==== DATASET

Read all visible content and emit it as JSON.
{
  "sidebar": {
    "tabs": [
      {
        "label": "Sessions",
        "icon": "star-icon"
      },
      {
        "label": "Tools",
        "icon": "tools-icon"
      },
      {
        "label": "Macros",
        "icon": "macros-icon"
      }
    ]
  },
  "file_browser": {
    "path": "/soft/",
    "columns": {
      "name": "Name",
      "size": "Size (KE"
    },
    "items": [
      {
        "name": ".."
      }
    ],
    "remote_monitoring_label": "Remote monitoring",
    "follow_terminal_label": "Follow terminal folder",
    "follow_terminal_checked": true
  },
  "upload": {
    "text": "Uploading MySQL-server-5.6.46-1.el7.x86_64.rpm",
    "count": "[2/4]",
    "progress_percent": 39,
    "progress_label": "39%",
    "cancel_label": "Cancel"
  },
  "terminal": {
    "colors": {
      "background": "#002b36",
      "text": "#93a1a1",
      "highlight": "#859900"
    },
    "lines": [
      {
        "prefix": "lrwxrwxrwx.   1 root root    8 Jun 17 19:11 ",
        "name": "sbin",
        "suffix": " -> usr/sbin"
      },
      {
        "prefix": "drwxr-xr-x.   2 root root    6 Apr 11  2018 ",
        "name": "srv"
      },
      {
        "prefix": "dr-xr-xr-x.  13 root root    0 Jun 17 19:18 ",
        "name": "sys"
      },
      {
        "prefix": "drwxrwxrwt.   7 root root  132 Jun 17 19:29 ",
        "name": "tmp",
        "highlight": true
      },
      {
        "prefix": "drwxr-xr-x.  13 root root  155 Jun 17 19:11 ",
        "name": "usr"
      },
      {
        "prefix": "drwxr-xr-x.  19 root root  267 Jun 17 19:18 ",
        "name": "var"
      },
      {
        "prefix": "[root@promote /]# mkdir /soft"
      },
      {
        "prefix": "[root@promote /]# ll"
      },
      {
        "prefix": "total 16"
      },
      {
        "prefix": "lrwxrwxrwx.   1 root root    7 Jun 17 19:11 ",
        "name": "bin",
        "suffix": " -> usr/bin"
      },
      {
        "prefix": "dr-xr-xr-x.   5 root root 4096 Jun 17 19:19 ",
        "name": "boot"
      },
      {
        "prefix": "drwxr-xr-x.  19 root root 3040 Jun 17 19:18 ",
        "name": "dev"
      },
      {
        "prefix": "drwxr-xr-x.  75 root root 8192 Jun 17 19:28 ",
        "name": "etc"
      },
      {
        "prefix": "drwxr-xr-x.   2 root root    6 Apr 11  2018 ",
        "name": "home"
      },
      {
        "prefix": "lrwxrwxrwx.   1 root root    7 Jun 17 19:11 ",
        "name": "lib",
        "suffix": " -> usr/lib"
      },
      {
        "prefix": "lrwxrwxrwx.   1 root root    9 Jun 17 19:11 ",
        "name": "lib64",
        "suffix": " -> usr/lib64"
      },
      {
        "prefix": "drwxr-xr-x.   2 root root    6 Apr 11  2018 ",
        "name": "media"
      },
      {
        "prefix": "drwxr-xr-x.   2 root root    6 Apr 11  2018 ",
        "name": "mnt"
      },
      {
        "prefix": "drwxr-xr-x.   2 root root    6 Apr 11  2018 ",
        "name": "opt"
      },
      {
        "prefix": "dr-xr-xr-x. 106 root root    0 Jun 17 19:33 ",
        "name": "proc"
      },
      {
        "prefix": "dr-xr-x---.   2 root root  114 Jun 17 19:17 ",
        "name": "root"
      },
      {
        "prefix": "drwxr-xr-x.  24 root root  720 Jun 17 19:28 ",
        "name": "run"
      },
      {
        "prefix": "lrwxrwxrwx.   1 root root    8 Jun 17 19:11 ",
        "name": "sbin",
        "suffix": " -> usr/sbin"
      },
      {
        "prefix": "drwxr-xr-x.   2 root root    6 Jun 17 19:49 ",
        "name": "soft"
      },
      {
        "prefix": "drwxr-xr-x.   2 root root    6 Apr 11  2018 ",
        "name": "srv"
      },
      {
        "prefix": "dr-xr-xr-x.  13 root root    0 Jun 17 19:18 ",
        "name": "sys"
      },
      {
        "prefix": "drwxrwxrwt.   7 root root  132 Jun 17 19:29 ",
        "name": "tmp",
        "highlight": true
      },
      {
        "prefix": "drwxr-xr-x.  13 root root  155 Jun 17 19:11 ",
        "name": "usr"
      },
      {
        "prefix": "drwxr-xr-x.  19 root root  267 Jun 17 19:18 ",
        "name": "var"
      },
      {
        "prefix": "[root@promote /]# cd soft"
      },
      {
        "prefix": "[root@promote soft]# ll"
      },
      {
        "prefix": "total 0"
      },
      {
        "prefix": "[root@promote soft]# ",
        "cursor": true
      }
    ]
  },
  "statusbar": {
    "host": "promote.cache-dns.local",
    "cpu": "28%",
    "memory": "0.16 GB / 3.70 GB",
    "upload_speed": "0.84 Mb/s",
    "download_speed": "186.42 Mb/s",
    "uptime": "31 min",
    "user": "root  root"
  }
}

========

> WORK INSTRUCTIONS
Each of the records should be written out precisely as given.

> SOLUTION FOR THIS TASK
Read all visible content and emit it as JSON.
{
  "sidebar": {
    "tabs": [
      {
        "label": "Sessions",
        "icon": "star-icon"
      },
      {
        "label": "Tools",
        "icon": "tools-icon"
      },
      {
        "label": "Macros",
        "icon": "macros-icon"
      }
    ]
  },
  "file_browser": {
    "path": "/soft/",
    "columns": {
      "name": "Name",
      "size": "Size (KE"
    },
    "items": [
      {
        "name": ".."
      }
    ],
    "remote_monitoring_label": "Remote monitoring",
    "follow_terminal_label": "Follow terminal folder",
    "follow_terminal_checked": true
  },
  "upload": {
    "text": "Uploading MySQL-server-5.6.46-1.el7.x86_64.rpm",
    "count": "[2/4]",
    "progress_percent": 39,
    "progress_label": "39%",
    "cancel_label": "Cancel"
  },
  "terminal": {
    "colors": {
      "background": "#002b36",
      "text": "#93a1a1",
      "highlight": "#859900"
    },
    "lines": [
      {
        "prefix": "lrwxrwxrwx.   1 root root    8 Jun 17 19:11 ",
        "name": "sbin",
        "suffix": " -> usr/sbin"
      },
      {
        "prefix": "drwxr-xr-x.   2 root root    6 Apr 11  2018 ",
        "name": "srv"
      },
      {
        "prefix": "dr-xr-xr-x.  13 root root    0 Jun 17 19:18 ",
        "name": "sys"
      },
      {
        "prefix": "drwxrwxrwt.   7 root root  132 Jun 17 19:29 ",
        "name": "tmp",
        "highlight": true
      },
      {
        "prefix": "drwxr-xr-x.  13 root root  155 Jun 17 19:11 ",
        "name": "usr"
      },
      {
        "prefix": "drwxr-xr-x.  19 root root  267 Jun 17 19:18 ",
        "name": "var"
      },
      {
        "prefix": "[root@promote /]# mkdir /soft"
      },
      {
        "prefix": "[root@promote /]# ll"
      },
      {
        "prefix": "total 16"
      },
      {
        "prefix": "lrwxrwxrwx.   1 root root    7 Jun 17 19:11 ",
        "name": "bin",
        "suffix": " -> usr/bin"
      },
      {
        "prefix": "dr-xr-xr-x.   5 root root 4096 Jun 17 19:19 ",
        "name": "boot"
      },
      {
        "prefix": "drwxr-xr-x.  19 root root 3040 Jun 17 19:18 ",
        "name": "dev"
      },
      {
        "prefix": "drwxr-xr-x.  75 root root 8192 Jun 17 19:28 ",
        "name": "etc"
      },
      {
        "prefix": "drwxr-xr-x.   2 root root    6 Apr 11  2018 ",
        "name": "home"
      },
      {
        "prefix": "lrwxrwxrwx.   1 root root    7 Jun 17 19:11 ",
        "name": "lib",
        "suffix": " -> usr/lib"
      },
      {
        "prefix": "lrwxrwxrwx.   1 root root    9 Jun 17 19:11 ",
        "name": "lib64",
        "suffix": " -> usr/lib64"
      },
      {
        "prefix": "drwxr-xr-x.   2 root root    6 Apr 11  2018 ",
        "name": "media"
      },
      {
        "prefix": "drwxr-xr-x.   2 root root    6 Apr 11  2018 ",
        "name": "mnt"
      },
      {
        "prefix": "drwxr-xr-x.   2 root root    6 Apr 11  2018 ",
        "name": "opt"
      },
      {
        "prefix": "dr-xr-xr-x. 106 root root    0 Jun 17 19:33 ",
        "name": "proc"
      },
      {
        "prefix": "dr-xr-x---.   2 root root  114 Jun 17 19:17 ",
        "name": "root"
      },
      {
        "prefix": "drwxr-xr-x.  24 root root  720 Jun 17 19:28 ",
        "name": "run"
      },
      {
        "prefix": "lrwxrwxrwx.   1 root root    8 Jun 17 19:11 ",
        "name": "sbin",
        "suffix": " -> usr/sbin"
      },
      {
        "prefix": "drwxr-xr-x.   2 root root    6 Jun 17 19:49 ",
        "name": "soft"
      },
      {
        "prefix": "drwxr-xr-x.   2 root root    6 Apr 11  2018 ",
        "name": "srv"
      },
      {
        "prefix": "dr-xr-xr-x.  13 root root    0 Jun 17 19:18 ",
        "name": "sys"
      },
      {
        "prefix": "drwxrwxrwt.   7 root root  132 Jun 17 19:29 ",
        "name": "tmp",
        "highlight": true
      },
      {
        "prefix": "drwxr-xr-x.  13 root root  155 Jun 17 19:11 ",
        "name": "usr"
      },
      {
        "prefix": "drwxr-xr-x.  19 root root  267 Jun 17 19:18 ",
        "name": "var"
      },
      {
        "prefix": "[root@promote /]# cd soft"
      },
      {
        "prefix": "[root@promote soft]# ll"
      },
      {
        "prefix": "total 0"
      },
      {
        "prefix": "[root@promote soft]# ",
        "cursor": true
      }
    ]
  },
  "statusbar": {
    "host": "promote.cache-dns.local",
    "cpu": "28%",
    "memory": "0.16 GB / 3.70 GB",
    "upload_speed": "0.84 Mb/s",
    "download_speed": "186.42 Mb/s",
    "uptime": "31 min",
    "user": "root  root"
  }
}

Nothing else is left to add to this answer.